Esteban Santiago, a 26-year-old who had been treated for mental health issues, opened fire inside the baggage area of the busy airport and was taken into custody at the scene. He was carrying military ID and was wearing a Star Wars t-shirt.

On Friday night law enforcement officials reportedly said that in November last year, Santiago had told the FBI in Anchorage that voices in his head were forcing him to join and fight for Islamic State of Iraq and the Levant (Isil). Officials said he was not on a watchlist of people suspected of Islamist radicalization.

Santiago had a history of mental illness and had voluntarily checked himself into a mental health facility.

There were questions on Friday night over how he was able to retain and transport a firearm, given his history of mental illness and contact with the FBI.

Officials said the man had checked in his unloaded weapon in when he boarded a flight in Anchorage. There were also reports there had been an “altercation” on board.

Upon arrival in Fort Lauderdale , the man went to load the weapon in the lavatory area and then began shooting.

The attack happened around 1pm local time, as the busy airport, which is a major hub between the US, Europe and the Caribbean, was packed with tourists.

His brother, Bryan Santiago, said the family had moved to Pueto Rico when Santiago was two-years-old. He served with Alaska’s National Guard for around two years and in 2010 was deployed to Iraq for a year.

Bryan Santiago said his brother had been fighting with his girlfriend in Alaska.

His aunt, Maria Ruiz, who lives in Union City, New Jersey, said that Santiago came back from Iraq “changed”. But, she said, he had become a father last year and the birth of his child made him happy.

The airport remained tense in the hours after the shooting, with reports of further shots heard in other parts of the airport.

Hundreds of people were seen running for shelter in live television pictures as witnesses claimed there was a second gunman – reports later denied by police.

Witnesses said that the gunman silently approached the baggage area and started firing. He did not appear to be targeting anyone in particular, “popping off bullets at random”.

Mark Lea, a 53-year-old financial adviser from Minneapolis, who was in the baggage claim area, said: “I was dodging bullets and trying to help people get out of the way. At first we thought it was firecrackers. Everyone started screaming and running. The shooter made his way down through baggage claim. He had what looked like a 9mm and emptied his entire clip. People were trying to run.”

Ari Fleischer, a former White House press secretary, was in the airport at the time. “Everyone is running,” he tweeted. Later, he added: “All seems calm now, but the police aren’t letting anyone out of the airport – at least, not where I am.”

The airport, America’s 21st busiest, sees an average of 73,000 people pass through every day.

Security is high at US airports as a routine, following terrorist attacks last year on airports in Brussels and Istanbul.

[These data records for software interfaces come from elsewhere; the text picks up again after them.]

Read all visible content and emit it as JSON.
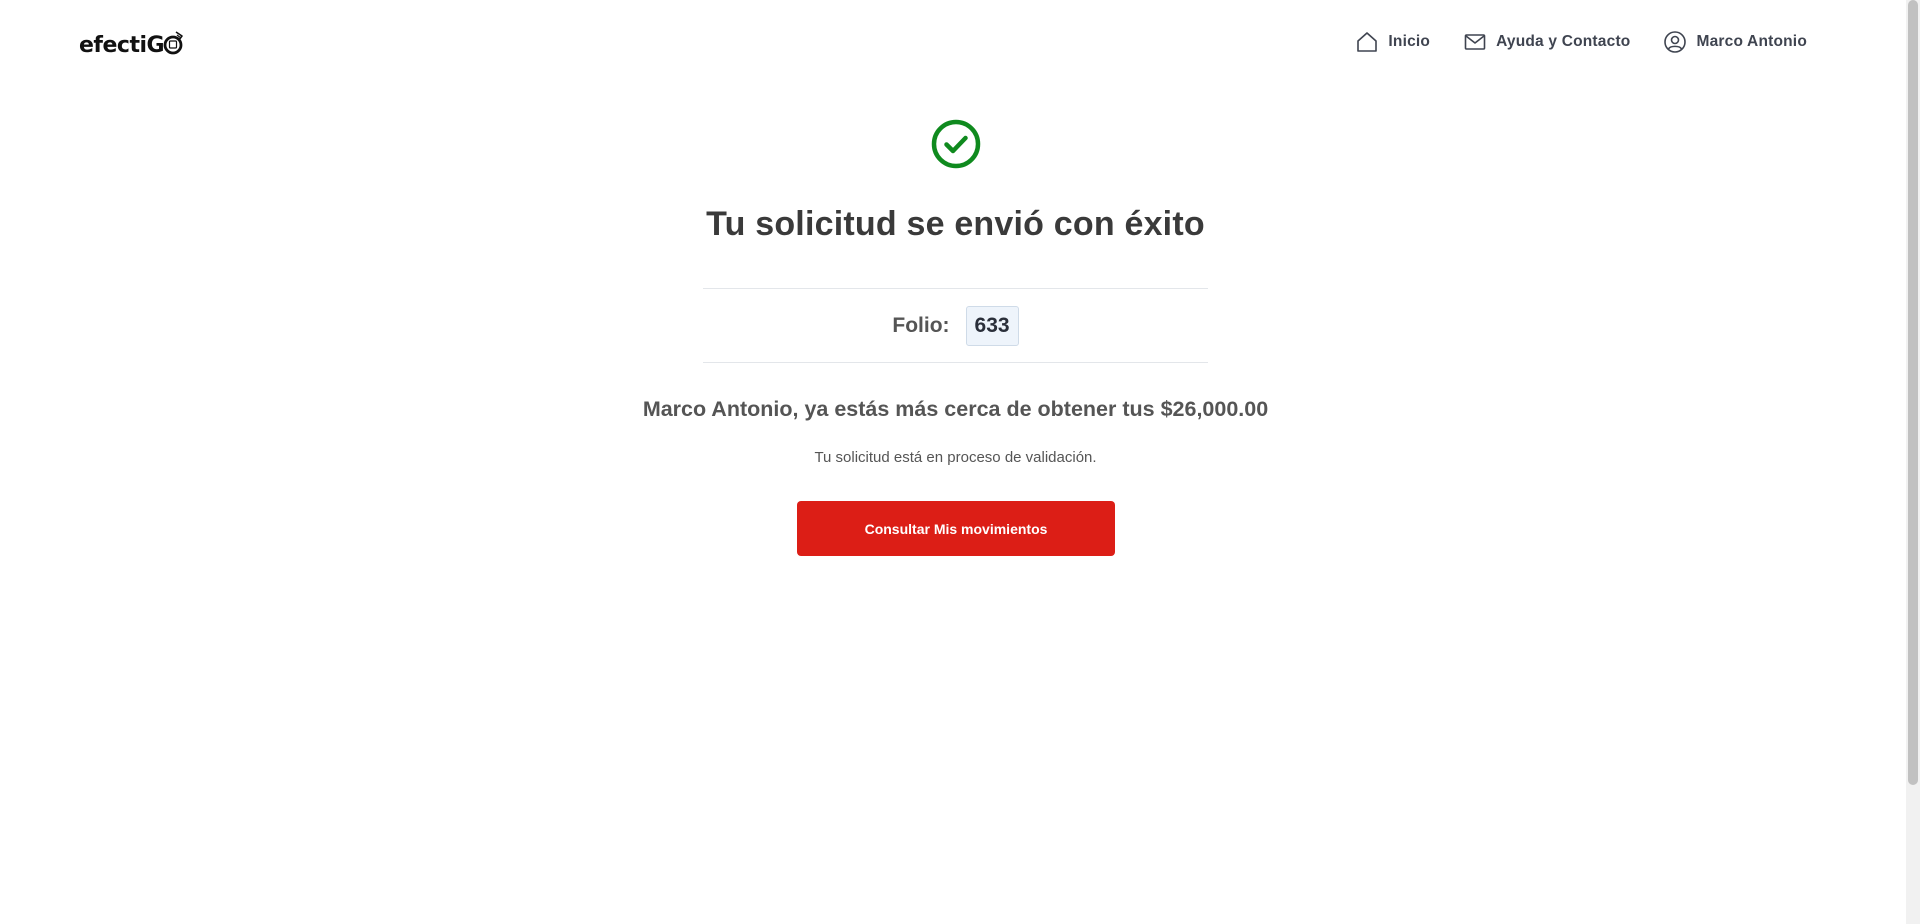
{
  "header": {
    "logo_text": "efectiG",
    "nav": [
      {
        "label": "Inicio",
        "icon": "home-icon"
      },
      {
        "label": "Ayuda y Contacto",
        "icon": "mail-icon"
      },
      {
        "label": "Marco Antonio",
        "icon": "user-circle-icon"
      }
    ]
  },
  "main": {
    "status_icon": "check-circle-icon",
    "title": "Tu solicitud se envió con éxito",
    "folio_label": "Folio:",
    "folio_value": "633",
    "message": "Marco Antonio, ya estás más cerca de obtener tus $26,000.00",
    "sub_message": "Tu solicitud está en proceso de validación.",
    "button_label": "Consultar Mis movimientos"
  },
  "colors": {
    "accent": "#dc1e16",
    "success": "#0f8a1e",
    "text": "#3a3a3a"
  }
}
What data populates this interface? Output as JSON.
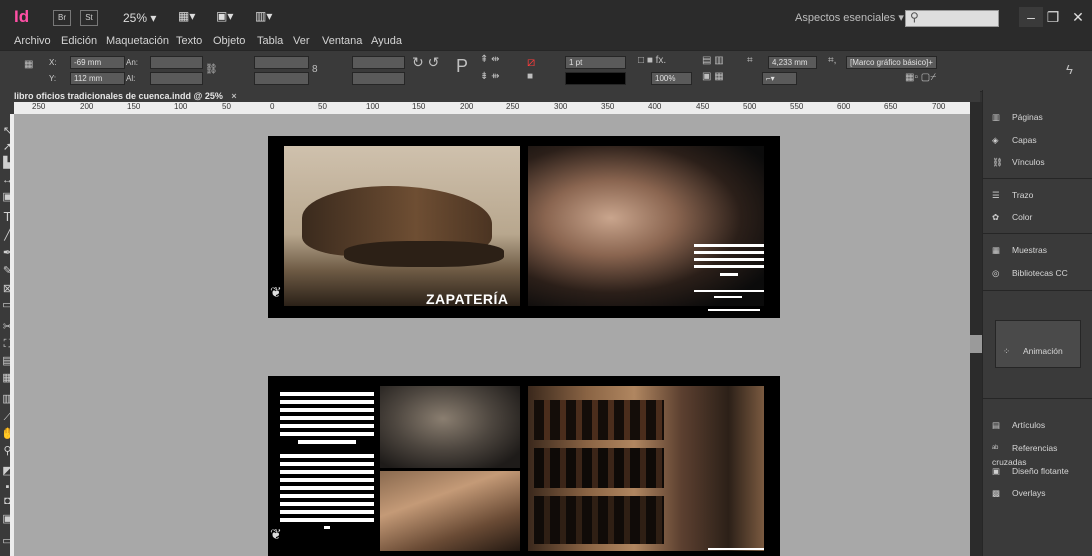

The Florida shooting, like those last year, was in the unsecured area of the airport, which does not have screenings.